BANGKOK (Thomson Reuters Foundation) – A pledge by Indonesia to hand back control of customary forests to indigenous people is being hampered by overlapping land claims for mines, plantations, forests and public land in the country, a senior government official said on Thursday.
Indonesian President Joko Widodo had vowed to return 12.7 million hectares (31 million acres) of land to indigenous people following a historic 2013 court ruling to lift state control of customary forests.
Rights to about 1.9 million hectares of forest land had been handed over by 2017, but land rights activists said the process was slow, and the government had refused to recognize a map of customary land prepared by indigenous rights group AMAN.
“There are too many maps – we have 85 thematic maps for forestry, mining, plantations, customary forests, etc,” said Prabianto Mukti Wibowo, assistant deputy minister for forest governance in the environment ministry.
“We need to reconcile them all before settling a claim.
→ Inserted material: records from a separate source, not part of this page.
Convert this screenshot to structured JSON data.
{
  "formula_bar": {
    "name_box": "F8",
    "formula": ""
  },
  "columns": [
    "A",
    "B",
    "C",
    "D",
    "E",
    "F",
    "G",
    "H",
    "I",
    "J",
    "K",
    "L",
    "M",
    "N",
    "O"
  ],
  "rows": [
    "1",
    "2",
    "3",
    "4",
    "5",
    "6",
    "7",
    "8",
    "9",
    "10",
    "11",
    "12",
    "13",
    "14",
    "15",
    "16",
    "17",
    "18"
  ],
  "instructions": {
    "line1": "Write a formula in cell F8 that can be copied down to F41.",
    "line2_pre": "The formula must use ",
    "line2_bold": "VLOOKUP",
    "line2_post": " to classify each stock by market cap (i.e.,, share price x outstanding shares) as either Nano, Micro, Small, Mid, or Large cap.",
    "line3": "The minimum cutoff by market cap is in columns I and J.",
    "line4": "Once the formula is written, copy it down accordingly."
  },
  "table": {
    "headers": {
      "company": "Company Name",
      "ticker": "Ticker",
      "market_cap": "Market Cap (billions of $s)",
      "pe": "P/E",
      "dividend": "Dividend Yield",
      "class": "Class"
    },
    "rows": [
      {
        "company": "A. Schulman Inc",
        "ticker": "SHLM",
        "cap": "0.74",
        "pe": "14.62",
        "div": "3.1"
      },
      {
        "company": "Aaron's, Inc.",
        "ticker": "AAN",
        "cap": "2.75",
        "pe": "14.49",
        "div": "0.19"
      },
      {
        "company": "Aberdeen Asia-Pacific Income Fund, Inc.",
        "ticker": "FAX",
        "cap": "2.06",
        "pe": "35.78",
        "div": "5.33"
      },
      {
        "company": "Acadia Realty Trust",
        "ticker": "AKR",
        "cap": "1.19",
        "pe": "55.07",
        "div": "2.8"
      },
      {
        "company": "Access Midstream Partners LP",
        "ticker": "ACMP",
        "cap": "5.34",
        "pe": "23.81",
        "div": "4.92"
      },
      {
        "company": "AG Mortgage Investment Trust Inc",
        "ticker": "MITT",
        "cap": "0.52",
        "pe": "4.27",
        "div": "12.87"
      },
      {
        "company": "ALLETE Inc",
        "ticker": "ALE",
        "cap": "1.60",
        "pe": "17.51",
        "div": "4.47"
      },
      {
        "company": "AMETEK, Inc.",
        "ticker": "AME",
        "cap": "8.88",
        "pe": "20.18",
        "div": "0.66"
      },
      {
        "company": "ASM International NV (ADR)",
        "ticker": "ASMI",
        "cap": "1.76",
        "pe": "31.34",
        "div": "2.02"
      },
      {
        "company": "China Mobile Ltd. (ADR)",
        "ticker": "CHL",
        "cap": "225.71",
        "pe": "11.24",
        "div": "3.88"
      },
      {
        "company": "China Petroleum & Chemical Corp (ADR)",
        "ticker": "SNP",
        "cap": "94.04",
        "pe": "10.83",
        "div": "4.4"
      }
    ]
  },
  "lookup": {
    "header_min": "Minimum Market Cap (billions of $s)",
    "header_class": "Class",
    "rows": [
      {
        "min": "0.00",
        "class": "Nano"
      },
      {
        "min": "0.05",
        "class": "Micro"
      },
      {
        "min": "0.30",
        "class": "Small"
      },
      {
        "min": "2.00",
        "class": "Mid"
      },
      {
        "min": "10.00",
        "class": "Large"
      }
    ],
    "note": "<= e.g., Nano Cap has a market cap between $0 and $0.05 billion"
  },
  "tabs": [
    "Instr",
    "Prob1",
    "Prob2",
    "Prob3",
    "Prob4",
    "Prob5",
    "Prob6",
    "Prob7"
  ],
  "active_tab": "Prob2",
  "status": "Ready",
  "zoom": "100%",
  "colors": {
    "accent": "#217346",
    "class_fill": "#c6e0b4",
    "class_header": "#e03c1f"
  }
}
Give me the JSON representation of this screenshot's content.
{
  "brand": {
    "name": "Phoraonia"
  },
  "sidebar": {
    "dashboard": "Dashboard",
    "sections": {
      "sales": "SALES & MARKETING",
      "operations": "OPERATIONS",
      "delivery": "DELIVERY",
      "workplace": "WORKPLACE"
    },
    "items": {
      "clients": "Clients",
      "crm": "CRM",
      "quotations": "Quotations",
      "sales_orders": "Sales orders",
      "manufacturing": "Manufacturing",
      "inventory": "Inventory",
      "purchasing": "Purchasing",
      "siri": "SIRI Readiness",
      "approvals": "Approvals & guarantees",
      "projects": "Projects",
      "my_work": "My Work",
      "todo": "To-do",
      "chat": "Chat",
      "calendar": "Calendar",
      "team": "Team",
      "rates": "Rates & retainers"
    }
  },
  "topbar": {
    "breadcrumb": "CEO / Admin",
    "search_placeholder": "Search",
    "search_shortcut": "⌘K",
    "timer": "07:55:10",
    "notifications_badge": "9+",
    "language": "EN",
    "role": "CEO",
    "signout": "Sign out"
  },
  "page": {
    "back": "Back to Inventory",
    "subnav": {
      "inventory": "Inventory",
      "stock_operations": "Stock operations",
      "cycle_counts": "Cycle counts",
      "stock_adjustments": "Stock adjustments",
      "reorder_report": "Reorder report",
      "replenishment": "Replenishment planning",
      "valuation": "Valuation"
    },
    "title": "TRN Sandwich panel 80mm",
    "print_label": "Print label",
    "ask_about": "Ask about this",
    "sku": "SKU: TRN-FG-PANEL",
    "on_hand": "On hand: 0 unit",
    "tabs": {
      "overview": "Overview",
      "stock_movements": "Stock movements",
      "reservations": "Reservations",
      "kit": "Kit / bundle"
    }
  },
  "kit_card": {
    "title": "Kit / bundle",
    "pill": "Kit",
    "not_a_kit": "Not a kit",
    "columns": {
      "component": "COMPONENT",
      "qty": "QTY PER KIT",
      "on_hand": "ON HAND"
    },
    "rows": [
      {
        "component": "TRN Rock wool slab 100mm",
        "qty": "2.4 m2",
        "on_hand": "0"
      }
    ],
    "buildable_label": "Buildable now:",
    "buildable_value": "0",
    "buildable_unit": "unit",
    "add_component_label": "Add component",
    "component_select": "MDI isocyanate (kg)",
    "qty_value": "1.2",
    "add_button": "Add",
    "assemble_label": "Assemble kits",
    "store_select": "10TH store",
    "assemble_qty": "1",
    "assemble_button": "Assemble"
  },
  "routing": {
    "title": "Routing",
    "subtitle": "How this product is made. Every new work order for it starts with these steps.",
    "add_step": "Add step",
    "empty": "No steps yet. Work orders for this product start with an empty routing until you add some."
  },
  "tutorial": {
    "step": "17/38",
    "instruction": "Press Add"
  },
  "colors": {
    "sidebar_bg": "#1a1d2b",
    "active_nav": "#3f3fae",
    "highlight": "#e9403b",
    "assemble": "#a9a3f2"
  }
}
We are also trying to reconcile AMAN’s map, but there are some discrepancies, and we have to consider them carefully,” he said in an interview on the sidelines of a conference in Bangkok.